- 3.4: Consumer: Radon Gas Radon: The One Wants to Face is the title of an...
- 3.5: Political Science: Georgia Democrats How Democratic is Georgia? Cou...
- 3.6: Grades: Weighted Average Professor Cramer determines a final grade ...
- 3.7: General: Average Weight An elevator is loaded with 16 people and is...
- 3.8: Agriculture: Harvest Weight of Maize The following data represent w...
- 3.9: Focus Problem: The Educational Advantage Solve the focus problem at...
- 3.10: (a) Make a box-and-whisker plot of the data. Find the interquartile...
- 3.11: Performance Rating: Weighted Average A performance evaluation for n...
Solutions for Chapter 3: Organizing Data
Full solutions for Understandable Statistics | 9th Edition
`-error (or `-risk)
In hypothesis testing, an error incurred by rejecting a null hypothesis when it is actually true (also called a type I error).
A formula used to determine the probability of the union of two (or more) events from the probabilities of the events and their intersection(s).
A qualitative characteristic of an item or unit, usually arising in quality control. For example, classifying production units as defective or nondefective results in attributes data.
Binomial random variable
A discrete random variable that equals the number of successes in a ixed number of Bernoulli trials.
When y fx = ( ) and y is considered to be caused by x, x is sometimes called a causal variable
A horizontal line on a control chart at the value that estimates the mean of the statistic plotted on the chart. See Control chart.
Coeficient of determination
See R 2 .
The probability of an event given that the random experiment produces an outcome in another event.
An estimator that converges in probability to the true value of the estimated parameter as the sample size increases.
Continuous random variable.
A random variable with an interval (either inite or ininite) of real numbers for its range.
A two-dimensional graphic used for a bivariate probability density function that displays curves for which the probability density function is constant.
Formulas used to determine the number of elements in sample spaces and events.
Another name for factors that are arranged in a factorial experiment.
Defects-per-unit control chart
See U chart
The response variable in regression or a designed experiment.
An analysis of how the variance of the random variable that represents that output of a system depends on the variances of the inputs.
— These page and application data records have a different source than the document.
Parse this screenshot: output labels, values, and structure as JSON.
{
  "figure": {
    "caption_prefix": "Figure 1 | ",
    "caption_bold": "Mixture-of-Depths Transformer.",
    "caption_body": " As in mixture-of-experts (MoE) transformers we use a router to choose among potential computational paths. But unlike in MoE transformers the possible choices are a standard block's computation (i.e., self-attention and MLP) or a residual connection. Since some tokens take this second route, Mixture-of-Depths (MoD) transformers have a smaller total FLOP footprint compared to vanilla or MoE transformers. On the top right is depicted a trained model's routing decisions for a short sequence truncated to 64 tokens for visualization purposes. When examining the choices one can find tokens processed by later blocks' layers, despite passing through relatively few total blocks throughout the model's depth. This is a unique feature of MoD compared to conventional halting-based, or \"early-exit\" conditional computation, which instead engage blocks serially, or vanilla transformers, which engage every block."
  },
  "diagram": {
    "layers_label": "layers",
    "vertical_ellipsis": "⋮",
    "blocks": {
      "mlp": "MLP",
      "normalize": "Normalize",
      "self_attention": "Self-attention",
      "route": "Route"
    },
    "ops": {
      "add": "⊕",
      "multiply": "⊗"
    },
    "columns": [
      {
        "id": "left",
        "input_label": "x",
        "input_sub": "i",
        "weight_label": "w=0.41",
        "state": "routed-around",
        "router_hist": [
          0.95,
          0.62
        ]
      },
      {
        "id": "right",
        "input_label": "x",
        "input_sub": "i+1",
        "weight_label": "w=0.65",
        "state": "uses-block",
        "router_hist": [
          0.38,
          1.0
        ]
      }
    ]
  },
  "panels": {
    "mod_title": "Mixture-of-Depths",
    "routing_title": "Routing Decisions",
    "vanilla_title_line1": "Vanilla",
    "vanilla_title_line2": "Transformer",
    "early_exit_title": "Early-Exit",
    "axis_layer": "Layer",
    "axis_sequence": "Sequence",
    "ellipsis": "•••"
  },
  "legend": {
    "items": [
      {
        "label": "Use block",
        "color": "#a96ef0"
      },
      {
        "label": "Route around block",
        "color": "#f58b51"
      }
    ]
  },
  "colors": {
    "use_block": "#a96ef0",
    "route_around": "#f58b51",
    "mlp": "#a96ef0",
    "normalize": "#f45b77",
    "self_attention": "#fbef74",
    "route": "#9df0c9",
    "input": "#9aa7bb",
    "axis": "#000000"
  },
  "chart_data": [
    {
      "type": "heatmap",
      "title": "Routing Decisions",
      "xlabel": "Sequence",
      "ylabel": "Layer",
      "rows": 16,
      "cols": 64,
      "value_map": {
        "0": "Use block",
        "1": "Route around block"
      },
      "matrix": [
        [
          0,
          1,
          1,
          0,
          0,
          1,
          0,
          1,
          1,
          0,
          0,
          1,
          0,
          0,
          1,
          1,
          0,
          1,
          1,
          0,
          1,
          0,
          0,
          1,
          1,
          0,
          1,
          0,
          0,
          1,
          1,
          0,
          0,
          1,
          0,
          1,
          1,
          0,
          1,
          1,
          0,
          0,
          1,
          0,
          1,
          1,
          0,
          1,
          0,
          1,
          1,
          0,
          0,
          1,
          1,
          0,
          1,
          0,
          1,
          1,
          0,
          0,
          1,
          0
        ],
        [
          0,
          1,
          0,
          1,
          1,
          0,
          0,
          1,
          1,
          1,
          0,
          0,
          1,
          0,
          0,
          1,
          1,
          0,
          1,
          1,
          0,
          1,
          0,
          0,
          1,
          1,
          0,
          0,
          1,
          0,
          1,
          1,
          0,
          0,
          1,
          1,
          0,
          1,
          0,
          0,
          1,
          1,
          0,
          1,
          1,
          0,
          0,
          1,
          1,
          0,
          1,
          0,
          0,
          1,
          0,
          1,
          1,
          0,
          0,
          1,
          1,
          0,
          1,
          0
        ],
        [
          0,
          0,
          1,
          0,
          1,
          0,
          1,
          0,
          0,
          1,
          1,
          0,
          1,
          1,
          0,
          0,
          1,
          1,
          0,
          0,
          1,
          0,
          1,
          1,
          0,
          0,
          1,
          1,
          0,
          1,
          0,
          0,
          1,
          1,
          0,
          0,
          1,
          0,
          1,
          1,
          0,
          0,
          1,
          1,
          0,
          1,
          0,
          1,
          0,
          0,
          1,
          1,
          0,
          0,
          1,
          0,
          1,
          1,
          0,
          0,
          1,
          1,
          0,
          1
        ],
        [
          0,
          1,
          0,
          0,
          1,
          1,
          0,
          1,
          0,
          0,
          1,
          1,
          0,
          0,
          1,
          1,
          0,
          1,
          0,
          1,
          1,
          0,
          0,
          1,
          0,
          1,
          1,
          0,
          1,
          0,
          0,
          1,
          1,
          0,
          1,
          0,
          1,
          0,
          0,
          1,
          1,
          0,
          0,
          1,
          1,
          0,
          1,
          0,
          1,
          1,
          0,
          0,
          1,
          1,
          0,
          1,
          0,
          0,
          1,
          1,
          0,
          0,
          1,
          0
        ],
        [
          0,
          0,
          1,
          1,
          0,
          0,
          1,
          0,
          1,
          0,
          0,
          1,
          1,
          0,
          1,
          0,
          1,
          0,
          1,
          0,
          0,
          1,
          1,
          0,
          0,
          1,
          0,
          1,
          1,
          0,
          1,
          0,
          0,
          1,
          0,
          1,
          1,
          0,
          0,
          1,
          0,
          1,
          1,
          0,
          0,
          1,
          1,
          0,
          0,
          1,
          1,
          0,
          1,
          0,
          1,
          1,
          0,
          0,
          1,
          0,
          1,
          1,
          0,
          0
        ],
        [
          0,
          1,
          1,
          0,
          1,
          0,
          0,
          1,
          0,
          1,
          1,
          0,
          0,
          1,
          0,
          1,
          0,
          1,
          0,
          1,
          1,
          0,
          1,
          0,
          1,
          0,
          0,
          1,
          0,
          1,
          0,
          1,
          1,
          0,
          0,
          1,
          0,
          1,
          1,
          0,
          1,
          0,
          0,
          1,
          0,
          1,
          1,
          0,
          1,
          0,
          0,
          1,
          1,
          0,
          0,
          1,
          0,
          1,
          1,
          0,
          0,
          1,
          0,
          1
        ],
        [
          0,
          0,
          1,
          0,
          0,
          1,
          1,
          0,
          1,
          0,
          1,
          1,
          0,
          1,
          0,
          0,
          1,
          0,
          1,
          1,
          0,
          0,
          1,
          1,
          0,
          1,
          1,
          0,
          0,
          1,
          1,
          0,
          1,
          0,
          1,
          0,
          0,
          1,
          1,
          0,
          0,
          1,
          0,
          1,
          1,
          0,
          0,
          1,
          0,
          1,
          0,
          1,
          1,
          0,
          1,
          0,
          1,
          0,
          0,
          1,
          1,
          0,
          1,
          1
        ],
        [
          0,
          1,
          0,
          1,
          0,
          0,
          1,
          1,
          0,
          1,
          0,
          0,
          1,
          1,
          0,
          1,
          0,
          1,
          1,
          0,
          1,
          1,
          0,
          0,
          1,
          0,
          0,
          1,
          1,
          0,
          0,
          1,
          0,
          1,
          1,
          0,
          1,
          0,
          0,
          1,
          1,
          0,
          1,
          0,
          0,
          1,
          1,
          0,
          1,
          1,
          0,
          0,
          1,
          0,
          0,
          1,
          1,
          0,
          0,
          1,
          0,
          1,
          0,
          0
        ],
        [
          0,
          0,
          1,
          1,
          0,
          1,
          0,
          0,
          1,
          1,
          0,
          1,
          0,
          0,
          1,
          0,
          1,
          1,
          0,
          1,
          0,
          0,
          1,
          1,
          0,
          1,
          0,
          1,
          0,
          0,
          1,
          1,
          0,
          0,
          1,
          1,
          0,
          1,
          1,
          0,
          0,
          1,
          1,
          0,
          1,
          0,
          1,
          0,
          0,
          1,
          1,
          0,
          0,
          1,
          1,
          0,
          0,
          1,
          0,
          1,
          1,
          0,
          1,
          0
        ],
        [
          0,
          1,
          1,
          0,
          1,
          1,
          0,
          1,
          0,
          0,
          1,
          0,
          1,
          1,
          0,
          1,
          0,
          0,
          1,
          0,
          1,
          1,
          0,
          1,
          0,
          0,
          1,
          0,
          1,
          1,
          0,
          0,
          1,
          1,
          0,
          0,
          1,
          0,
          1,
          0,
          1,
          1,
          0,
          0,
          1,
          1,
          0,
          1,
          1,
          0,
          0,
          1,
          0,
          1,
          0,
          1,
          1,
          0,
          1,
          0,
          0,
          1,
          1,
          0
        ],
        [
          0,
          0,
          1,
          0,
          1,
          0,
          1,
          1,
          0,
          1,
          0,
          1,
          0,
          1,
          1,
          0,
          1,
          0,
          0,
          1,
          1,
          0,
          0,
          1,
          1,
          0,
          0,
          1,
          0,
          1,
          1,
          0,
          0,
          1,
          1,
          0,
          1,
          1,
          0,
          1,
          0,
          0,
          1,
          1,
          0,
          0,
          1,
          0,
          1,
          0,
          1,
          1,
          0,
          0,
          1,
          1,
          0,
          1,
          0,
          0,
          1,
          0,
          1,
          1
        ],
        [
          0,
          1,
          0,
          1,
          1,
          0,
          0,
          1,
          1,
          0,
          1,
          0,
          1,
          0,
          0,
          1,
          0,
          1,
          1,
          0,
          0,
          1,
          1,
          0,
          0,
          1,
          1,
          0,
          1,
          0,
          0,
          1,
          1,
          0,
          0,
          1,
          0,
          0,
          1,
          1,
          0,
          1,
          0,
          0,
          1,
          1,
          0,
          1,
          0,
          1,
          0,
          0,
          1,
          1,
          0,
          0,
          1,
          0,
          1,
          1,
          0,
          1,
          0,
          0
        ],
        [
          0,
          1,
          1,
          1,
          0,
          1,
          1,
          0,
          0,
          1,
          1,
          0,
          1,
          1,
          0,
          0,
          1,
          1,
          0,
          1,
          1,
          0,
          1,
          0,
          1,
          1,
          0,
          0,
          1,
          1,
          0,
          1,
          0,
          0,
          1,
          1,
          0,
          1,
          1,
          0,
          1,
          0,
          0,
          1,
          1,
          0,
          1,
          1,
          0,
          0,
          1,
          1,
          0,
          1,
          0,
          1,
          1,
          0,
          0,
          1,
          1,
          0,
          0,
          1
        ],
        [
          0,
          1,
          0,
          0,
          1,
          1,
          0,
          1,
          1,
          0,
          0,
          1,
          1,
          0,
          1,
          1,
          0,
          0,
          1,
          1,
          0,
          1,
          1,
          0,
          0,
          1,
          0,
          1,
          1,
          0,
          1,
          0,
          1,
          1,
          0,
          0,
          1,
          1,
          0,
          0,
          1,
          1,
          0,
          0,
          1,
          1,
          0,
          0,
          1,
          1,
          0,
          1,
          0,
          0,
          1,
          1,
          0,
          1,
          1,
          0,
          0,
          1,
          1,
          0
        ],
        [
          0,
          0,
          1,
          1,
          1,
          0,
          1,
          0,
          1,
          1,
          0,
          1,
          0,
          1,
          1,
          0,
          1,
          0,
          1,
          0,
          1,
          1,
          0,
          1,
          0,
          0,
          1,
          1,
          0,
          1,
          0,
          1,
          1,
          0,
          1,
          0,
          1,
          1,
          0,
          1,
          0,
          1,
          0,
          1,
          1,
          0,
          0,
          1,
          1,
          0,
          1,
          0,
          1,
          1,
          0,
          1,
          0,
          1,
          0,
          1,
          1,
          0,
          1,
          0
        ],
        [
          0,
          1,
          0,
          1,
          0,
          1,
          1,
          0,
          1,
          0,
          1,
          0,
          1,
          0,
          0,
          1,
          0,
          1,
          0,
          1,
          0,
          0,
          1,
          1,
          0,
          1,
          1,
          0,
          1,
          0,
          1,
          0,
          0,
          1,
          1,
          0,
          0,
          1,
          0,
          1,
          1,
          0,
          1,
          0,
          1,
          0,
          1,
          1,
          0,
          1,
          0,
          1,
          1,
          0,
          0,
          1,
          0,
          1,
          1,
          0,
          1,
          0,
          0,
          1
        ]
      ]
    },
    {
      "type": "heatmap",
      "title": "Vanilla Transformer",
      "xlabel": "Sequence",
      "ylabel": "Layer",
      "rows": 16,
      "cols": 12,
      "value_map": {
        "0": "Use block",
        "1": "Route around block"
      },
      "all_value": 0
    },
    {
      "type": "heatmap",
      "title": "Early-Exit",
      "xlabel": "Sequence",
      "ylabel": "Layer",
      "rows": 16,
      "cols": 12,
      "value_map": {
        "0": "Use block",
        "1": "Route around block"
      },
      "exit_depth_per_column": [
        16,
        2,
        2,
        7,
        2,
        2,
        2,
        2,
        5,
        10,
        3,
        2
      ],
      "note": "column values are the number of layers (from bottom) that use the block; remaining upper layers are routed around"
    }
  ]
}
A formula exists when the output is a linear function of the inputs and the formula is simpliied if the inputs are assumed to be independent.
The expected value of a random variable X is its long-term average or mean value. In the continuous case, the expected value of X is E X xf x dx ( ) = ?? ( ) ? ? where f ( ) x is the density function of the random variable X.
A model that contains only irstorder terms. For example, the irst-order response surface model in two variables is y xx = + ?? ? ? 0 11 2 2 + + . A irst-order model is also called a main effects model
Effects in a fractional factorial experiment that are used to construct the experimental tests used in the experiment. The generators also deine the aliases.
In multiple regression, the matrix H XXX X = ( ) ? ? -1 . This a projection matrix that maps the vector of observed response values into a vector of itted values by yˆ = = X X X X y Hy ( ) ? ? ?1 .